The take-home for schools is that we could be teaching kids to enhance their cognitive control. In some sense, this ability comes down to how well you pay attention -- and attention is a mental skill that can be increased and cultivated. So if this is a skill that can be taught and further enhanced by the right lessons, why not give every child these advantages?
Edutopia: How do you respond to the criticisms of grit, which suggest that grit is part and parcel of a cultural advantage, and that it ignores the larger cultural complexities that disadvantaged kids face?
First, what do we mean by "success"? Tough seems to take school performance as the measure of success, but that seems to me too narrow a view for understanding a life trajectory. It's true that school success -- and the correlates of such, particularly IQ -- are excellent predictors of the type of job someone can hold.
But IQ does not predict who will be a star performer, nor emerge as a leader. Competence models, done by organizational human resources to identify what factors make someone a standout performer, ignore IQ and school performance -- they are irrelevant by the time you are competing with others on the job, where emotional intelligence skills like self-awareness, self-management, empathy, teamwork, and the like identify the best workers.
Second, Tough exaggerates the role of grit alone in success, failing to recognize this is but one aspect of a more fundamental ability: cognitive control. Furthermore, he doesn't acknowledge the relatively thin empirical basis for grit as compared to the decades-long, robust findings on cognitive control (also known as impulse control or delay of gratification, among other concepts). The famous marshmallow test for cognitive control heavily documents its importance in life success -- a 30-year longitudinal study of children's cognitive control found that it predicted adult health and financial success better than IQ.
My point is that there is no magic bullet. That’s why Peter Senge and I are integrating SEL with systems thinking, in addition to the standard academics to give children the best toolkit for life.
Edutopia: Does formal SEL training in schools have any effect on children's behavior at home? If so, how does this manifest?
Absolutely. And the best SEL programs all have a component for parents.
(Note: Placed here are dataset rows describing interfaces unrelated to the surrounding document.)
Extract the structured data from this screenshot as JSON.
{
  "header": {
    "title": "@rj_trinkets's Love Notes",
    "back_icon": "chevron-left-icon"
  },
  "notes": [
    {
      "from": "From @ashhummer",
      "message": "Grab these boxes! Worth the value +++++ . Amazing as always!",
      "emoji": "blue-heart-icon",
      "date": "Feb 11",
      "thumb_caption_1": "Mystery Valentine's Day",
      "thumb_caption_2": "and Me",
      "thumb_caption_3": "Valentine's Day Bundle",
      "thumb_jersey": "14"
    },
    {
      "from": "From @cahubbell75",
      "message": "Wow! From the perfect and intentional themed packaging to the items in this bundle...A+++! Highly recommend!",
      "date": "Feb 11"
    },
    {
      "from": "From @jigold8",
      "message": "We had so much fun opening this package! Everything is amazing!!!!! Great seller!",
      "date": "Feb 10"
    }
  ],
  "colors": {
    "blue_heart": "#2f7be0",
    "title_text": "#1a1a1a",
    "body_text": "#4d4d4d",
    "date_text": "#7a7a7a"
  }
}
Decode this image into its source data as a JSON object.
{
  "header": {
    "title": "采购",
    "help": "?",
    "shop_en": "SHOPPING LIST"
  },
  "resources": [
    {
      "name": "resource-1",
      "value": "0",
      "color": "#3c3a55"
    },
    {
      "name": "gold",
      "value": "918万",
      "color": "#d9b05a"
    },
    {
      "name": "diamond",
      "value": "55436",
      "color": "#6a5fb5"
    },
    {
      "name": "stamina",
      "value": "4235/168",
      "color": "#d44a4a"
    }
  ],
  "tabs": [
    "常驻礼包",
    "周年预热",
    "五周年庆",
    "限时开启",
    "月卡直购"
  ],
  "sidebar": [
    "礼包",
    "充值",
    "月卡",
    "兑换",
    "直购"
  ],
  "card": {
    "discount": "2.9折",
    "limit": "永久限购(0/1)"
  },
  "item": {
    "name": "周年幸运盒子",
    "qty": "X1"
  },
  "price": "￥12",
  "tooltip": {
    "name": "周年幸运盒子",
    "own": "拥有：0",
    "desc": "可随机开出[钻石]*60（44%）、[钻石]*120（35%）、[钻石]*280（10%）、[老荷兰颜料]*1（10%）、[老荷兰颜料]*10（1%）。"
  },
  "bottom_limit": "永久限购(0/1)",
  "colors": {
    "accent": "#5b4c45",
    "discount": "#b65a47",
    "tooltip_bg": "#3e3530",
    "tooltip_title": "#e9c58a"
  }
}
We know there's a natural flow between the classroom and the home. For instance, children learning self-management will often bring this SEL lesson home to the family and say to a family member, "I see you're starting to get upset. Why don't you take some breaths?" Such reports from home are common because the divide between school and home is somewhat of a fiction. A child lives in her whole world, not in segmented areas. And what she learns in one place, she brings to the other naturally whenever and wherever it applies.
One of the best practices in SEL is to involve parents as much as possible. That way, what children learn in school gets reinforced and supported by the people who matter to them the most: their families.
How do you help your students or children develop their cognitive control? Share your strategies in the comments below.